The principal route of concern for human exposure is via inhalation. Reliable repeated dose inhalation toxicity data is available  for the source substances 4,4’-MDI and pMDI (Hoymann et al. 1995., Reuzel et al. 1994) and are read across to the target substance. Since all substances of the MDI category contain significant levels of monomeric MDI, 4,4’-MDI represents a worst case with the highest levels of reactive free NCO groups. For the repeated dose toxicity endpoint, the observation in the respiratory tract, especially the lung noted in both source substances is consistent with the hypothesized MoA. As a MDI substance enters the lung, NCO groups react with biological nucleophiles at the MDI/lung fluid interface to form MDI-conjugates. Formation of these MDI-adducts depletes protective nucleophiles in the lung and results in pulmonary irritation and inflammatory cell influx. As these acute effects become chronic this result in histopathological changes characterized by interstitial fibrosis, hyperplasia of the alveolar epithelium and a low incidence of bronchiolo-alveolar adenoma, the latter occurring in the high exposure groups of both chronic source substance studies (Hoymann et al. 1995., Reuzel et al. 1994). The available animal toxicity data shows that the content of bioaccessible NCO groups is the driving factor of lung toxicity after repeated inhalation with a negligible contribution from the higher molecular weight components and a lack of any systemic exposure or toxicity. This supports the conclusion that data generated for 4,4’-MDI and pMDI can be used as a worst-case source for read across to the target substance, which has in common with the source substances a high content of bioaccessible monomeric  MDI. Accordingly, the CLP classification (STOT RE 2, H373) for 4,4’-MDI and pMDI is adopted for all other substances in the MDI category, including the target substance 44MDI/DPG.

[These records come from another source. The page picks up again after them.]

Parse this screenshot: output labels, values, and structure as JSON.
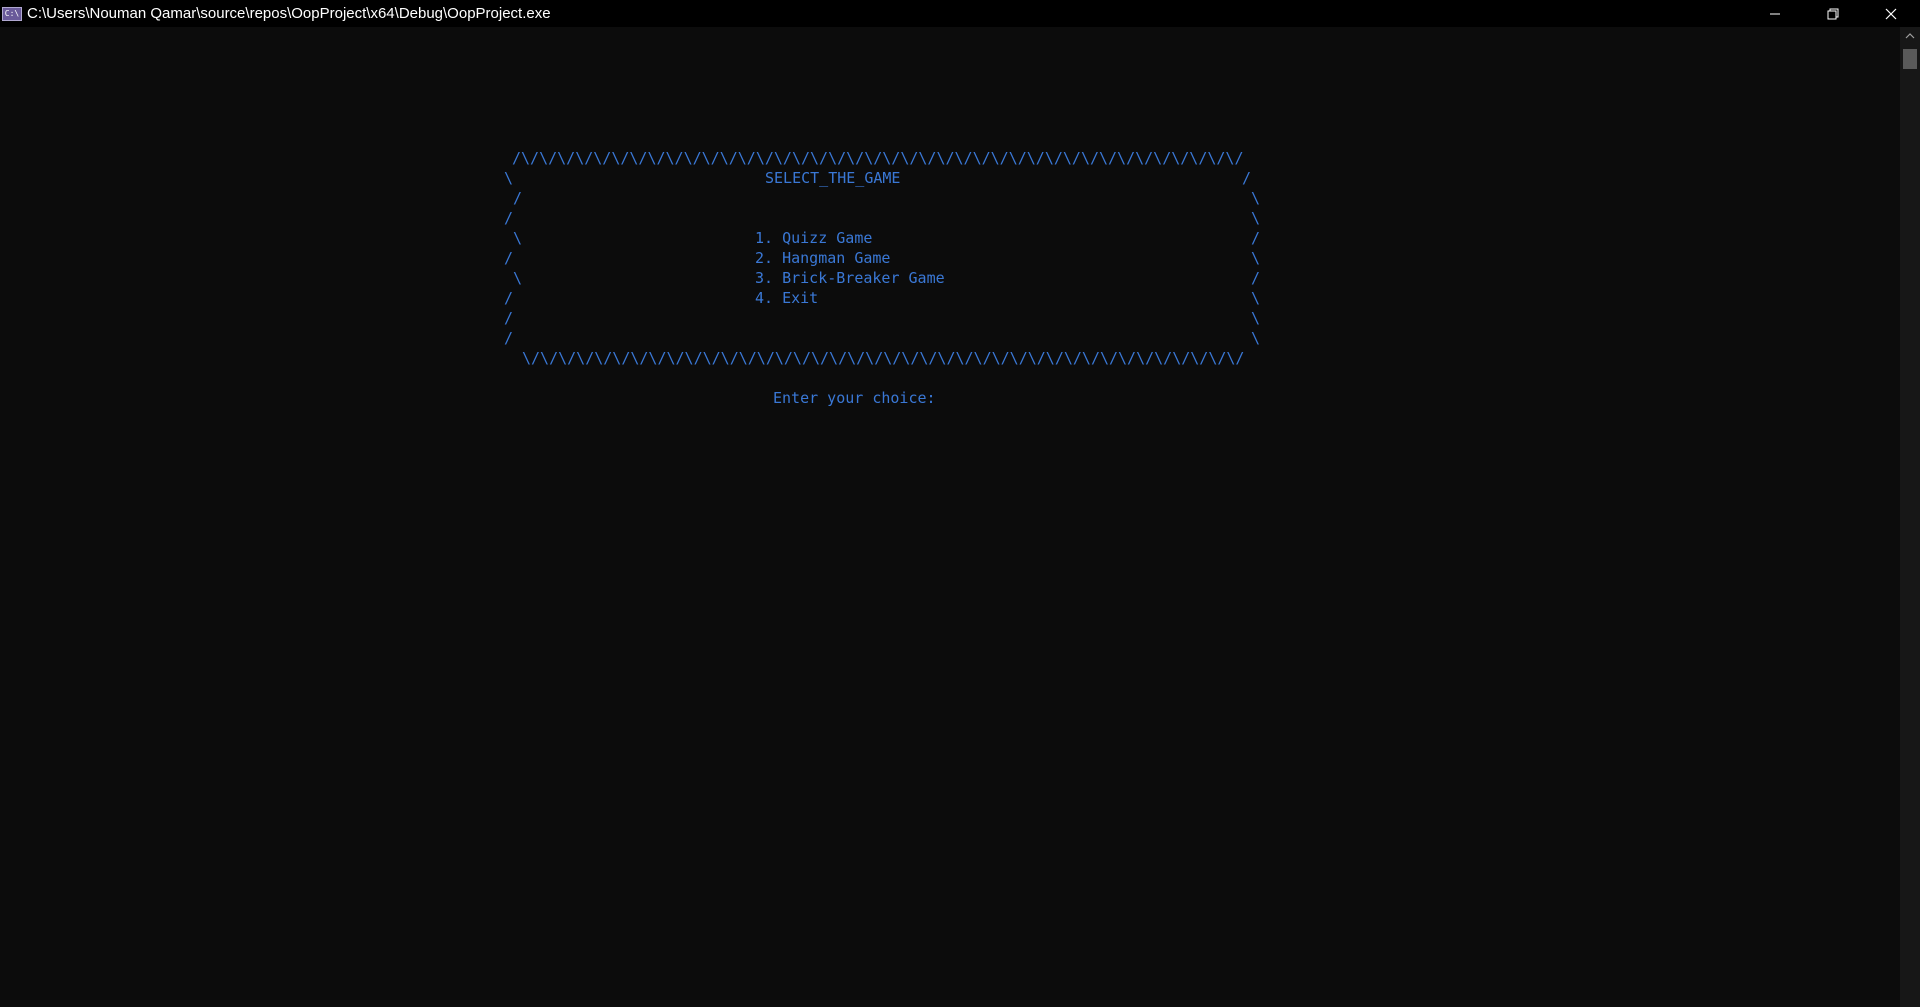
{
  "window": {
    "title": "C:\\Users\\Nouman Qamar\\source\\repos\\OopProject\\x64\\Debug\\OopProject.exe",
    "icon": "console-app-icon",
    "icon_text": "C:\\",
    "controls": [
      "minimize-icon",
      "restore-icon",
      "close-icon"
    ]
  },
  "console": {
    "text_color": "#3a78d6",
    "background": "#0c0c0c",
    "border_top": "/\\/\\/\\/\\/\\/\\/\\/\\/\\/\\/\\/\\/\\/\\/\\/\\/\\/\\/\\/\\/\\/\\/\\/\\/\\/\\/\\/\\/\\/\\/\\/\\/\\/\\/\\/\\/\\/\\/\\/\\/",
    "border_bottom": "\\/\\/\\/\\/\\/\\/\\/\\/\\/\\/\\/\\/\\/\\/\\/\\/\\/\\/\\/\\/\\/\\/\\/\\/\\/\\/\\/\\/\\/\\/\\/\\/\\/\\/\\/\\/\\/\\/\\/\\/",
    "heading": "SELECT_THE_GAME",
    "rows": [
      {
        "left": "\\",
        "right": "/"
      },
      {
        "left": " /",
        "right": "\\"
      },
      {
        "left": "/",
        "right": "\\"
      },
      {
        "left": " \\",
        "right": "/"
      },
      {
        "left": "/",
        "right": "\\"
      },
      {
        "left": " \\",
        "right": "/"
      },
      {
        "left": "/",
        "right": "\\"
      },
      {
        "left": "/",
        "right": "\\"
      },
      {
        "left": "/",
        "right": "\\"
      }
    ],
    "menu": [
      "1. Quizz Game",
      "2. Hangman Game",
      "3. Brick-Breaker Game",
      "4. Exit"
    ],
    "prompt": "Enter your choice:"
  }
}
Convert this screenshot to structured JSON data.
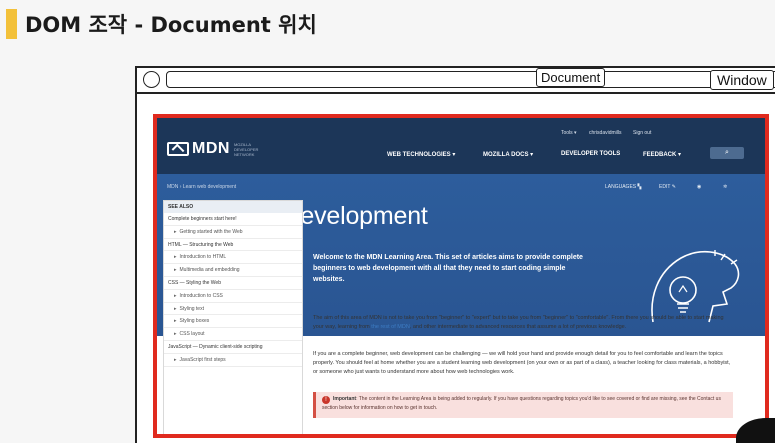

In summary, the available data on the endpoint repeated dose toxicity are considered adequate and sufficient for classification and labelling. To support the weight of evidence additional testing is planned. It is considered to perform a sub-chronic inhalation toxicity study (OECD 413) with boundary substance 4,4’-MDI/DPG/HMWP. Additional, combined Repeated Dose Toxicity studies with Reproductive/ developmental Toxicity Screening tests (OECD 422) will be performed on 9 substances representing all sub-groups and key structural/chemical characteristics (see Test Proposal Summary attached in Chapter 13).  These studies will confirm the proposed MoA on repeated dose toxicity or identify substances that may require additional testing.